Login
Billow, R.M. (1999). Power and Entitlement: Or, Mine Versus Yours. Contemp. Psychoanal., 35:473-489.

Welcome to PEP Web!

Viewing the full text of this document requires a subscription to PEP Web.

If you are coming in from a university from a registered IP address or secure referral page you should not need to log in. Contact your university librarian in the event of problems.

If you have a personal subscription on your own account or through a Society or Institute please put your username and password in the box below. Any difficulties should be reported to your group administrator.

Username:
Password:

Can't remember your username and/or password? If you have forgotten your username and/or password please click here and log in to the PaDS database. Once there you need to fill in your email address (this must be the email address that PEP has on record for you) and click "Send." Your username and password will be sent to this email address within a few minutes. If this does not work for you please contact your group organizer.

Athens or federation user? Login here.

Not already a subscriber? Order a subscription today.

(1999). Contemporary Psychoanalysis, 35:473-489

Power and Entitlement: Or, Mine Versus Yours

Richard M. Billow, Ph.D. Author Information

PATIENTS OFTEN APPEAR FOR TREATMENT when they feel powerless to resolve a life crisis, to relieve an unpleasant emotional state, to modify troublesome thoughts or feelings, to change their mate's behavior, to change their mate, or to feel good about being alive. They usually do not understand their difficulty in these terms, but most would acknowledge that, indeed, they feel powerless about something important.

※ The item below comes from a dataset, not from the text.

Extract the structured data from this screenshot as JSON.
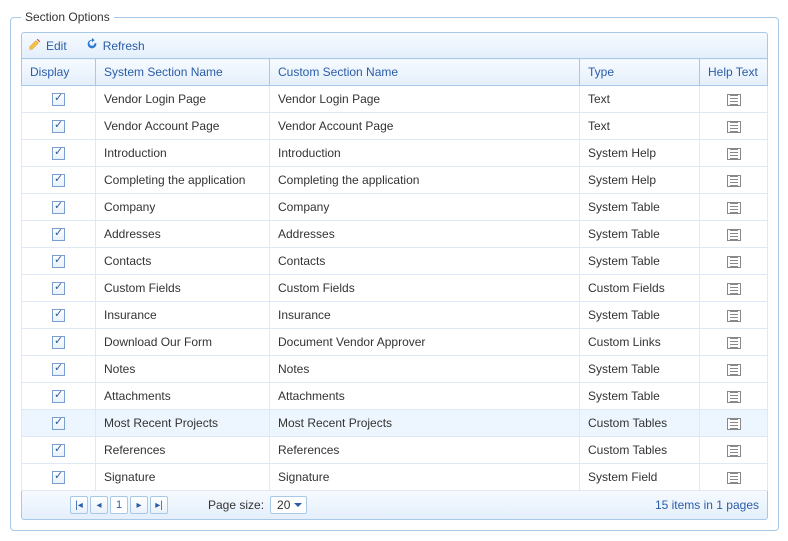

They come to an expert in these matters, someone, they assume, who has the power to do something about their problem.

Although individuals who come to see us may feel powerless, we know that they share power in any ongoing treatment relationship. We make rules that encourage the patient to feel and express power: to show up, talk, talk to us about us, free associate. Each session reveals power struggles within and between the participants: the patient's resistances versus the analyst's interpretations; impulses versus reality; the patient's projections versus the analyst's introjects. At times, the patient may act in a manner that the analyst experiences as “entitled,” avoiding power or asserting power quite counterproductively, producing particularly knotty resistances. Thus, paradoxically, whereas the patient may feel powerless, he or she may seem to control the flow of the session.

In this article I assume that dynamics of entitlement belong to the analyst as well as to the patient, and that they may be interactionally cocreated when the desires of the analysand and analyst conflict. As Freud (1916) candidly acknowledged, each of us harbors irrational entitlement: “We all demand reparation for early wounds to our narcissism, our self-love” (p. 315). Thus, entitlement exist in one's very character and is expressed in the countertransference, as well as in the transference. When either party feels thwarted and powerless, he or she is more

—————————————

The author thanks Drs. Joseph Newirth and Charles Raps for their stimulating ideas and editorial guidance.

- 473 -

[This is a summary or excerpt from the full text of the book or article. The full text of the document is available to subscribers.]

Copyright © 2014, Psychoanalytic Electronic Publishing. Help | About | Download PEP Bibliography | Report a Problem

WARNING! This text is printed for the personal use of the subscriber to PEP Web and is copyright to the Journal in which it originally appeared. It is illegal to copy, distribute or circulate it in any form whatsoever.